**Collection entries:**
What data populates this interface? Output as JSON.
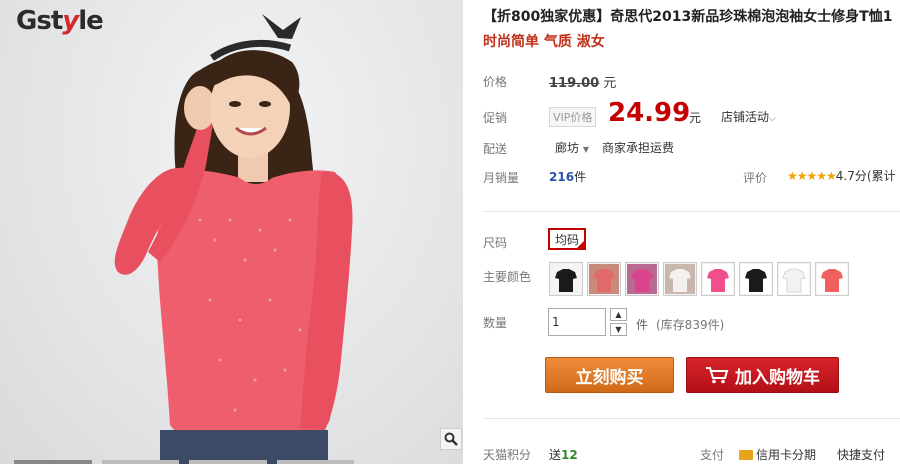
{
  "gallery": {
    "brand_prefix": "Gst",
    "brand_y": "y",
    "brand_suffix": "le"
  },
  "product": {
    "title": "【折800独家优惠】奇思代2013新品珍珠棉泡泡袖女士修身T恤1",
    "subtitle": "时尚简单 气质 淑女"
  },
  "price": {
    "label": "价格",
    "original": "119.00",
    "unit": "元"
  },
  "promo": {
    "label": "促销",
    "vip_tag": "VIP价格",
    "price": "24.99",
    "unit": "元",
    "shop_event": "店铺活动"
  },
  "shipping": {
    "label": "配送",
    "city": "廊坊",
    "note": "商家承担运费"
  },
  "sales": {
    "label": "月销量",
    "count": "216",
    "unit": "件"
  },
  "rating": {
    "label": "评价",
    "stars": "★★★★★",
    "text": "4.7分(累计"
  },
  "size": {
    "label": "尺码",
    "selected": "均码"
  },
  "color": {
    "label": "主要颜色",
    "swatches": [
      "#1a1a1a",
      "#e06a6a",
      "#d9448c",
      "#f4f0ee",
      "#ef4f8a",
      "#1b1b1b",
      "#fafafa",
      "#f2605e"
    ]
  },
  "quantity": {
    "label": "数量",
    "value": "1",
    "unit": "件",
    "stock": "(库存839件)"
  },
  "actions": {
    "buy_now": "立刻购买",
    "add_to_cart": "加入购物车"
  },
  "footer": {
    "points_label": "天猫积分",
    "points_prefix": "送",
    "points_value": "12",
    "pay_label": "支付",
    "card_pay": "信用卡分期",
    "quick_pay": "快捷支付"
  },
  "colors": {
    "accent_red": "#c40000",
    "buy_orange": "#e07a26",
    "cart_red": "#c81a22"
  }
}
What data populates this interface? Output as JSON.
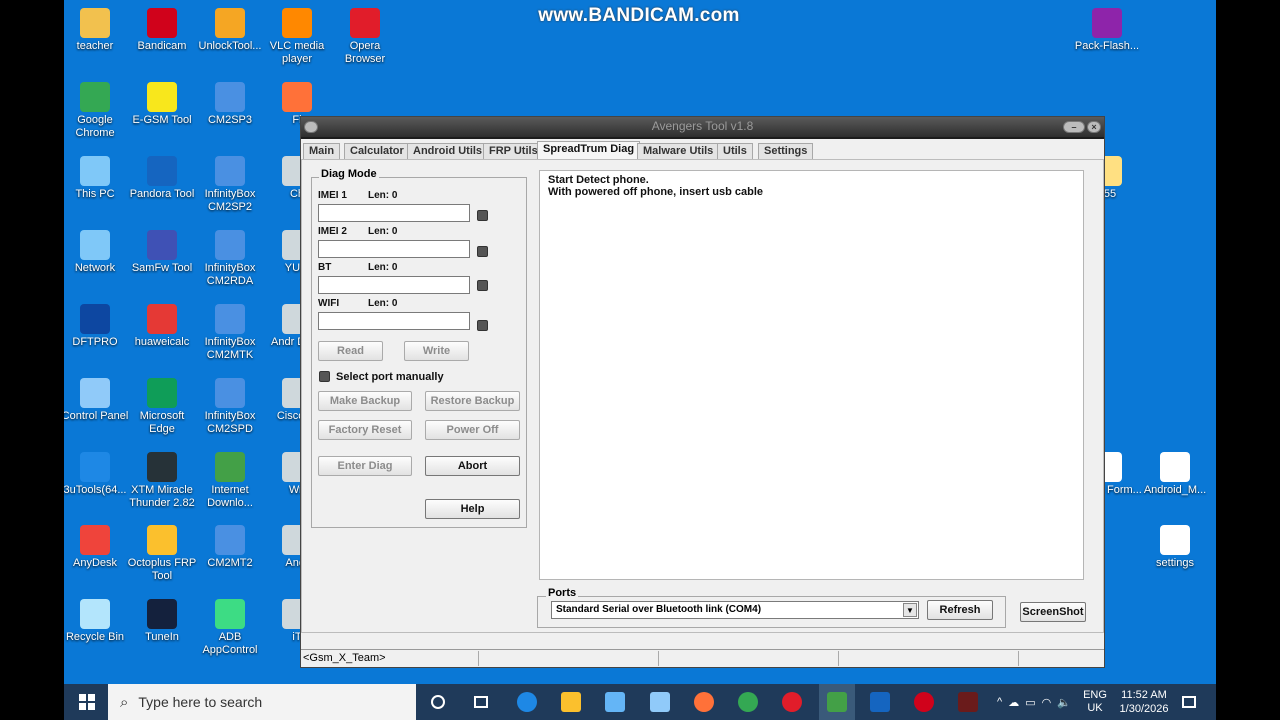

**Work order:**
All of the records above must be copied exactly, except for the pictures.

**Response:**
What data populates this interface? Output as JSON.
{
  "gallery": {
    "brand_prefix": "Gst",
    "brand_y": "y",
    "brand_suffix": "le"
  },
  "product": {
    "title": "【折800独家优惠】奇思代2013新品珍珠棉泡泡袖女士修身T恤1",
    "subtitle": "时尚简单 气质 淑女"
  },
  "price": {
    "label": "价格",
    "original": "119.00",
    "unit": "元"
  },
  "promo": {
    "label": "促销",
    "vip_tag": "VIP价格",
    "price": "24.99",
    "unit": "元",
    "shop_event": "店铺活动"
  },
  "shipping": {
    "label": "配送",
    "city": "廊坊",
    "note": "商家承担运费"
  },
  "sales": {
    "label": "月销量",
    "count": "216",
    "unit": "件"
  },
  "rating": {
    "label": "评价",
    "stars": "★★★★★",
    "text": "4.7分(累计"
  },
  "size": {
    "label": "尺码",
    "selected": "均码"
  },
  "color": {
    "label": "主要颜色",
    "swatches": [
      "#1a1a1a",
      "#e06a6a",
      "#d9448c",
      "#f4f0ee",
      "#ef4f8a",
      "#1b1b1b",
      "#fafafa",
      "#f2605e"
    ]
  },
  "quantity": {
    "label": "数量",
    "value": "1",
    "unit": "件",
    "stock": "(库存839件)"
  },
  "actions": {
    "buy_now": "立刻购买",
    "add_to_cart": "加入购物车"
  },
  "footer": {
    "points_label": "天猫积分",
    "points_prefix": "送",
    "points_value": "12",
    "pay_label": "支付",
    "card_pay": "信用卡分期",
    "quick_pay": "快捷支付"
  },
  "colors": {
    "accent_red": "#c40000",
    "buy_orange": "#e07a26",
    "cart_red": "#c81a22"
  }
}
What data populates this interface? Output as JSON.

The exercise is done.